Decades-old public classrooms with inadequate ventilation can be made safer with the use of a cardboard frame, air filter, and a low-cost box fan
Improved ventilation can lower the risk of transmission of the COVID-19 virus, but large numbers of decades-old public school classrooms lack adequate ventilation systems. A systematic modeling study of simple air cleaners using a box fan reported in Physics of Fluids, by AIP Publishing, shows these inexpensive units can greatly decrease the amount of airborne virus in these spaces, if used appropriately.
A low-cost air cleaner can be easily constructed from a cardboard frame topped by an air filter and a box fan. The air filter is placed between the fan and the cardboard base. The fan is oriented so that air is drawn in from the top and forced through the filter, discharging cleaned air downward.
The investigators measured the clean air delivery rate of the air cleaning system in experiments conducted at two independent laboratories. Tobacco smoke was used to simulate the airborne virus, since the virus is known to travel through the air after exhalation in droplets about the same size as smoke particulates.
The experimental measurements were incorporated into a detailed computational model of a classroom. In addition to the box fan air cleaner, a ventilation unit known as an HUV, or a horizontal unit ventilator, was included in the simulation. This type of ventilation system is very common in public schools and is usually placed along an outside wall, drawing in air near the floor and exhausting it at the top to circulate fresh air around a classroom.
A cloud of virus particles was assumed to enter the simulation from an infected individual. The investigators assumed this individual was the instructor and experimented with different placements of the box fan air cleaner.
“Placing the air cleaner near the potential infector is the most effective way to reduce the aerosol spread,” said author Jiarong Hong.
The simulations showed the best results were obtained by shifting both the box fan air cleaner and the infected instructor to a location near the HUV.
“At this location, owing to its proximity to both the infector and the HUV, the air cleaner extracts the majority of aerosols, leaving only a small percentage suspended in the air,” Hong said.

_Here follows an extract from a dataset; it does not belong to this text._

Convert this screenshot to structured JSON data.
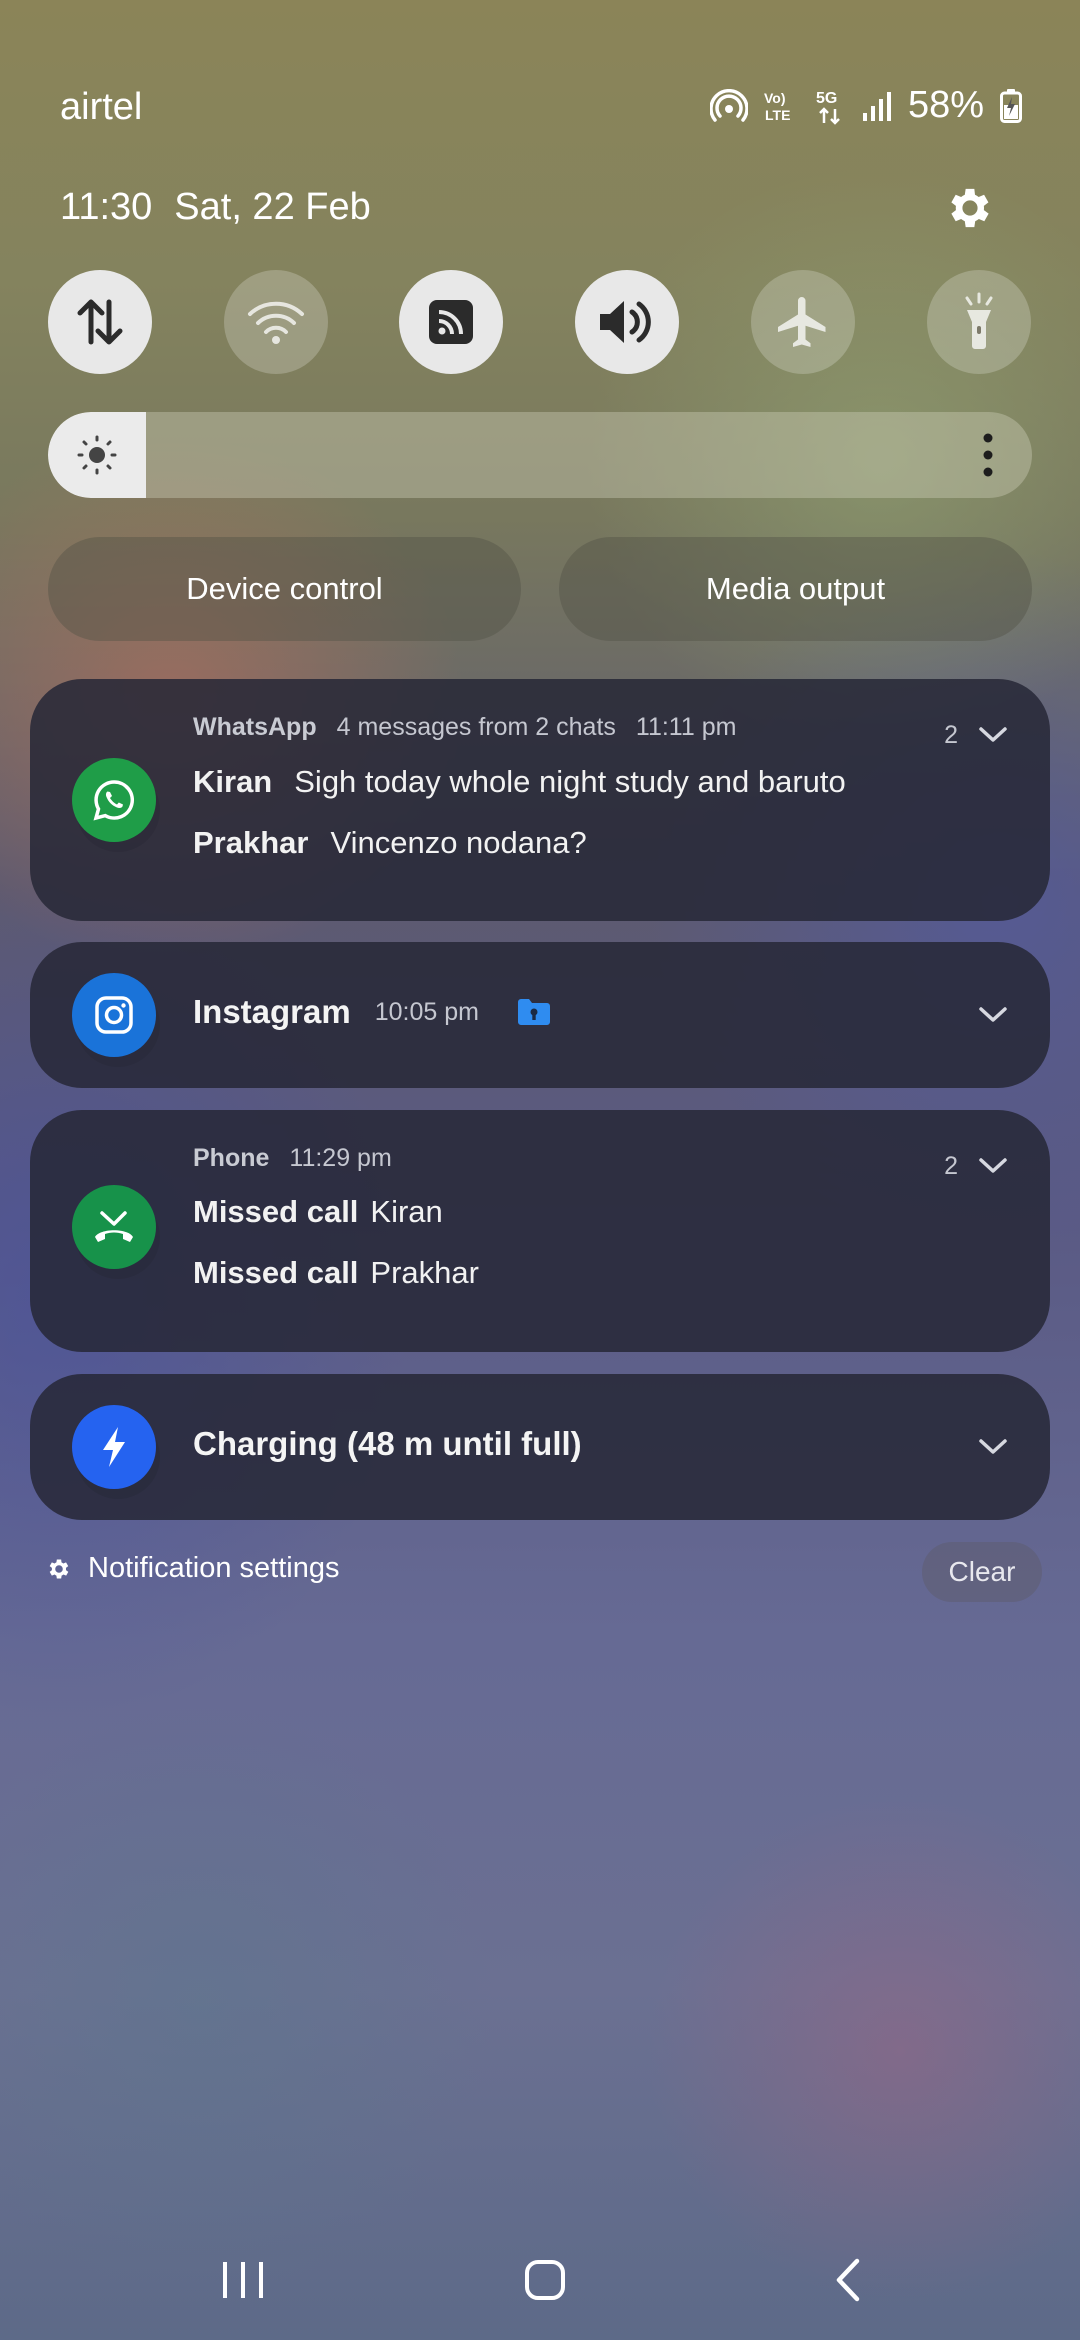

Although placing the air cleaner near an infected individual is best, it is not always possible to know who is infected. In this situation, the investigators recommend placing the air cleaner near the HUV, with the air cleaner outflow pointing toward the inlet of the HUV.

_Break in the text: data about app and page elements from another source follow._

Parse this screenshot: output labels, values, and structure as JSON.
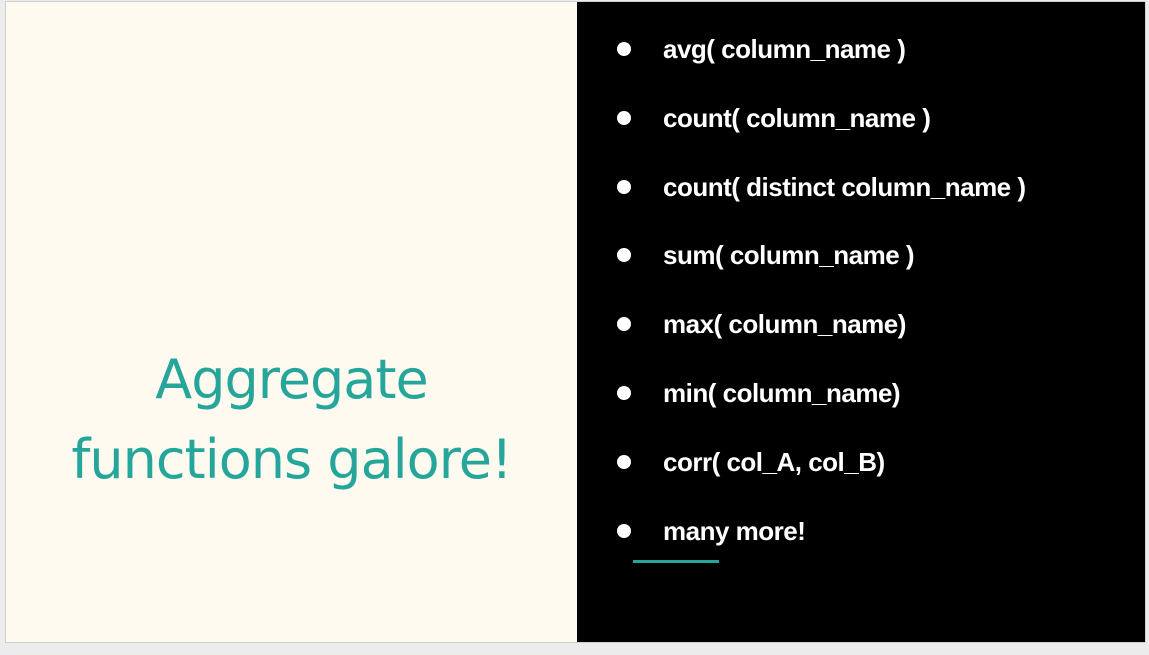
{
  "slide": {
    "title_lines": [
      "Aggregate",
      "functions galore!"
    ],
    "bullets": [
      "avg( column_name )",
      "count( column_name )",
      "count( distinct column_name )",
      "sum( column_name )",
      "max( column_name)",
      "min( column_name)",
      "corr( col_A, col_B)",
      "many more!"
    ],
    "colors": {
      "accent": "#26a69a",
      "left_bg": "#fffaf0",
      "right_bg": "#000000",
      "text": "#ffffff"
    }
  }
}
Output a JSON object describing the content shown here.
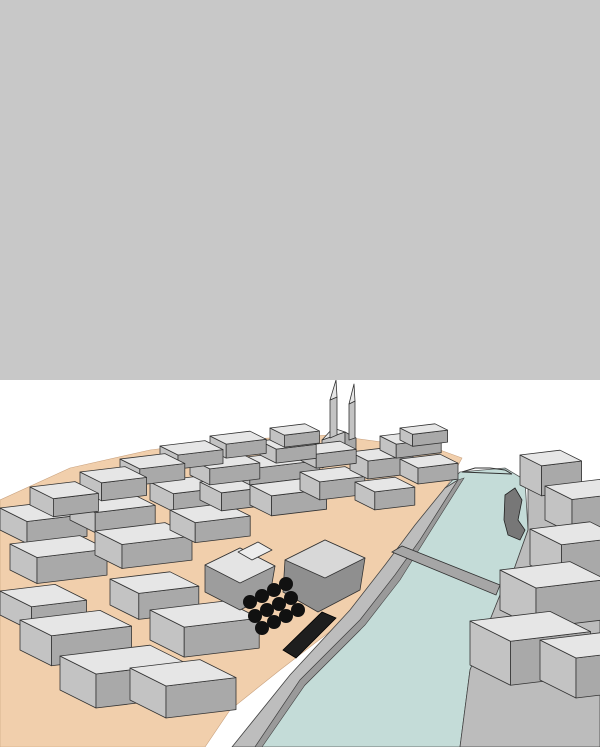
{
  "colors": {
    "top_panel": "#c8c8c8",
    "sky": "#ffffff",
    "ground": "#f1cfac",
    "water": "#c4dcd8",
    "roof": "#e6e6e6",
    "wall": "#b4b4b4",
    "outline": "#333333",
    "trees": "#111111"
  }
}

“In addition, we find that in large classrooms, distributing multiple air cleaners in the space is more effective in controlling aerosol spread than simply enhancing the flow rate of the HUV or air cleaners alone,” Hong said.
The article “Airborne transmission of COVID-19 and mitigation using box fan air cleaners in a poorly ventilated classroom” is authored by Ruichen He, Wanjiao Liu, John Elson, Rainer Vogt, Clay Maranville, and Jiarong Hong. The article will appear in Physics of Fluids on May 11, 2021 (DOI: 10.1063/5.0050058). After that date, it can be accessed at https://aip.scitation.org/doi/10.1063/5.0050058.
Featured image: Low-cost portable air cleaner for reducing virus spread in public school classrooms. © Ruichen He, Jiarong Hong
Provided by American Institute of Physics